When Guinea’s Supreme Court announced the final results of the legislative elections on November 15, 2013, Guineans finally, and quite understandably, breathed a massive sigh of relief.
This long-awaited sense of reprieve came after elections took place on September 28th, following numerous postponements, nearly three years of political and social tension, the deaths of dozens of innocent people, and property damage totaling millions of US dollars.
While many feel the election results signaled an end to the rollercoaster of events that characterized Guinean politics for the last few years, this is certainly not the time for Guineans to put up their feet and relax.
Reliving the anguish and turmoil of past years is not an option for Guineans. With the next presidential elections taking place in less than two years, two key issues must be resolved now – rather than later – for there to be peaceful and credible elections in 2015. These are the drawing up of a voter register and reforming the legal and institutional framework for elections.
Stakeholders must determine whether a new biometric voter register should be drawn up before the 2015 presidential polls, as Article 9 of the July 2013 “Agreement on the Preparation and Organization of Legislative Elections” seems to suggest. In the best-case scenario, the registration process will take at least twelve months to complete, from selection of a technical operator to settling any legal disputes over the register.
Political obstacles will inevitably arise during this process, which only reaffirms why immediate planning is imperative.
If nothing else, the September 2013 legislative elections revealed shortcomings in the legal and institutional framework of Guinea’s electoral system, such as a weak Independent National Electoral Commission (INEC) and gaps in the Electoral Code and Constitution.
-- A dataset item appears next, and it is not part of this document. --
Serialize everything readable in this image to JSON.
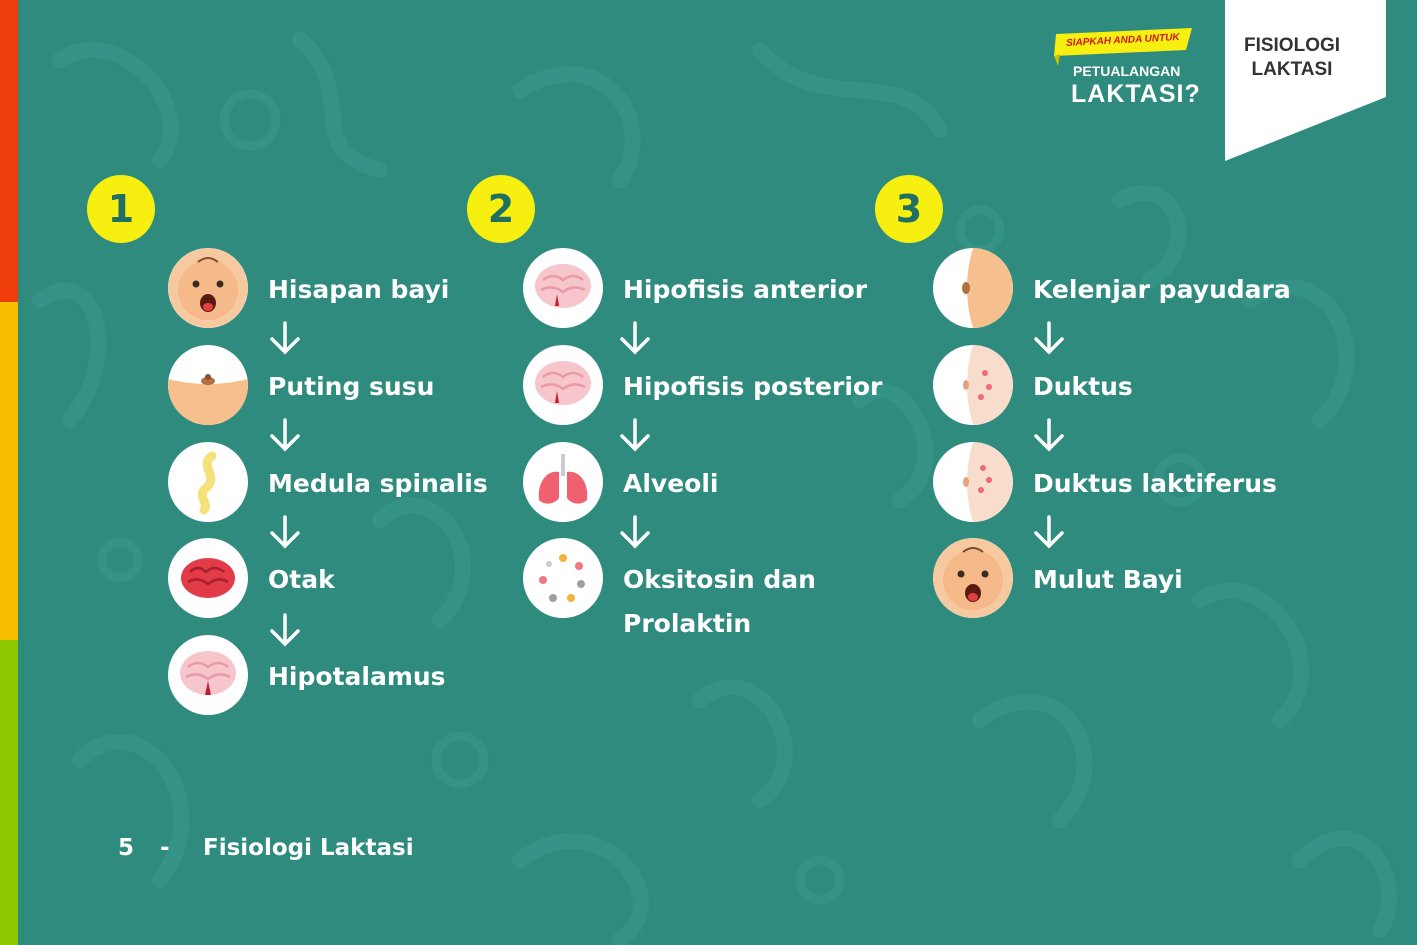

Thus all stakeholders in the electoral process, namely politicians, parliamentarians and government officials should first – and rapidly – reach a consensus on the nature and depth of necessary electoral reforms. In other words, they must ascertain what can be done, what should be done and what must be done given the available time, the political environment and the practicality of implementation.
For instance, INEC’s current partisan structure instils confidence neither in politicians nor in citizens. Stakeholders need to decide whether there should be a new type of INEC, perhaps one that is purely technical, or an external mechanism with organic functions and a composition that would reassure political actors. Alternatively, perhaps the current INEC simply needs to be internally reorganized.